22:1 A good name is to be chosen rather than great wealth,
good favor more than silver or gold.
22:2 The rich and the poor meet together;
the LORD is the creator of them both.
22:3 A shrewd person sees danger and hides himself,
but the naive keep right on going and suffer for it.
22:4 The reward for humility and fearing the LORD
is riches and honor and life.
22:5 Thorns and snares are in the path of the perverse,
but the one who guards himself keeps far from them.
22:6 Train a child in the way that he should go,
and when he is old he will not turn from it.
See Eph 6:4.
Train – Commentators remark that the underlying word is an unusual one, and suggests the kind of ‘dedication’ or ‘consecration’ that might apply to a house (Deut 20:5), or temple (1 Kgs 8:63).
‘The point is that proper training early on will have lasting results’ (Huwiler & Murphy).
‘Many indeed have departed from the good way in which they were trained up; Solomon himself did so. But early training may be a means of their recovering themselves, as it is supposed Solomon did. At least the parents will have the comfort of having done their duty and used the means.’ (MHC)
22:7 The rich rule over the poor,
and the borrower is servant to the lender.
22:8 The one who sows iniquity will reap trouble,
and the rod of his fury will end.
22:9 A generous person will be blessed,
for he gives some of his food to the poor.
22:10 Drive out the scorner and contention will leave;
strife and insults will cease.
22:11 The one who loves a pure heart
and whose speech is gracious—the king will be his friend.
But what about those people (most people today) who live in societies where there is no king? Fee and Stuart offer the following guidance for ‘cultural translation’: ‘a true modern equivalent for “have the king for his friend” would be something like “make a positive impression on people in leadership positions.” The proverb always meant that anyway. The “king” stands as a synecdoche (one of a class) for all leaders.
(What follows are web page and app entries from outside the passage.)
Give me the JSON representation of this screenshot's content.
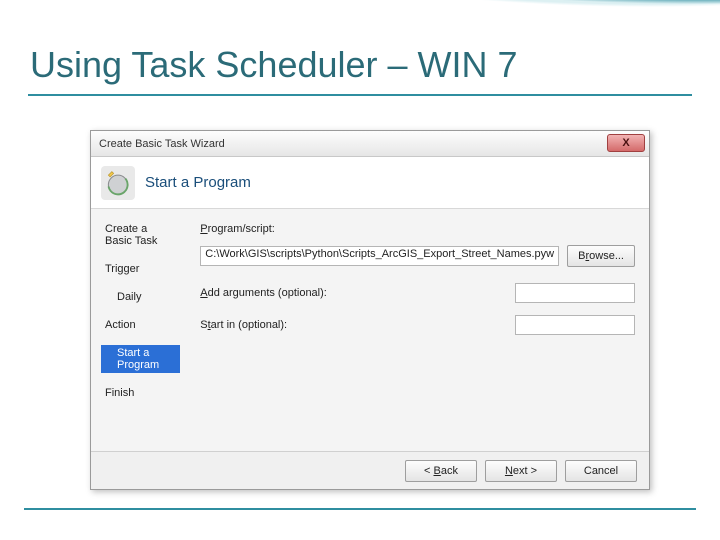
{
  "slide": {
    "title": "Using Task Scheduler – WIN 7"
  },
  "dialog": {
    "window_title": "Create Basic Task Wizard",
    "close_glyph": "X",
    "header_title": "Start a Program",
    "sidebar": {
      "items": [
        {
          "label": "Create a Basic Task",
          "sub": false,
          "selected": false
        },
        {
          "label": "Trigger",
          "sub": false,
          "selected": false
        },
        {
          "label": "Daily",
          "sub": true,
          "selected": false
        },
        {
          "label": "Action",
          "sub": false,
          "selected": false
        },
        {
          "label": "Start a Program",
          "sub": true,
          "selected": true
        },
        {
          "label": "Finish",
          "sub": false,
          "selected": false
        }
      ]
    },
    "form": {
      "program_label": "Program/script:",
      "program_value": "C:\\Work\\GIS\\scripts\\Python\\Scripts_ArcGIS_Export_Street_Names.pyw",
      "browse_label": "Browse...",
      "add_args_label": "Add arguments (optional):",
      "add_args_value": "",
      "start_in_label": "Start in (optional):",
      "start_in_value": ""
    },
    "footer": {
      "back_label": "< Back",
      "next_label": "Next >",
      "cancel_label": "Cancel"
    }
  }
}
The specific parabolic language of the proverb is intended to point beyond itself to the truth that leaders and responsible persons are generally impressed both by honesty and by careful discourse.’ (How To Read The Bible For All Its Worth)
22:12 The eyes of the LORD guard knowledge,
but he overthrows the words of the faithless person.
22:13 The sluggard says, “There is a lion outside!
I will be killed in the middle of the streets!”
22:14 The mouth of an adulteress is like a deep pit;
the one against whom the LORD is angry will fall into it.
22:15 Folly is bound up in the heart of a child,
but the rod of discipline will drive it far from him.
22:16 The one who oppresses the poor to increase his own gain
and the one who gives to the rich—both end up only in poverty.
The Sayings of the Wise
22:17 Incline your ear and listen to the words of the wise,
and apply your heart to my instruction.
22:18 For it is pleasing if you keep these sayings within you,
and they are ready on your lips.
22:19 So that your confidence may be in the LORD,
I am making them known to you today—even you.
22:20 Have I not written thirty sayings for you,
sayings of counsel and knowledge,
22:21 to show you true and reliable words,
so that you may give accurate answers to those who sent you?
22:22 Do not exploit a poor person because he is poor
and do not crush the needy in court,
22:23 for the LORD will plead their case
and will rob those who are robbing them.
22:24 Do not make friends with an angry person,
and do not associate with a wrathful person,
22:25 lest you learn his ways
and entangle yourself in a snare.
22:26 Do not be one who strikes hands in pledge
or who puts up security for debts.
22:27 If you do not have enough to pay,
your bed will be taken right out from under you!
26-27 As Fee and Stuart point out, proverbs are not to be understood as ‘legal guarantees’. ‘If you were to take the extreme step of considering [this proverb] as an all-encompassing command from God, you might not buy a house so as never to incur a mortgage (a secured debt). Or you might assume that God promises that if you default on something like a credit card debt, you will eventually lose all your possessions—including your bed(s). Such literalistic, extreme interpretations would miss the point of the proverb, which states poetically and figuratively that debts should be taken on cautiously because foreclosure can be very painful. The proverb frames this truth in specific, narrow terms (shaking hands, losing a bed, etc.) that are intended to point toward the broader principle rather than to express something technically. In Bible times, righteous people incurred debts without any violation of this proverb because they understood its real point.’ (How To Read The Bible For All Its Worth)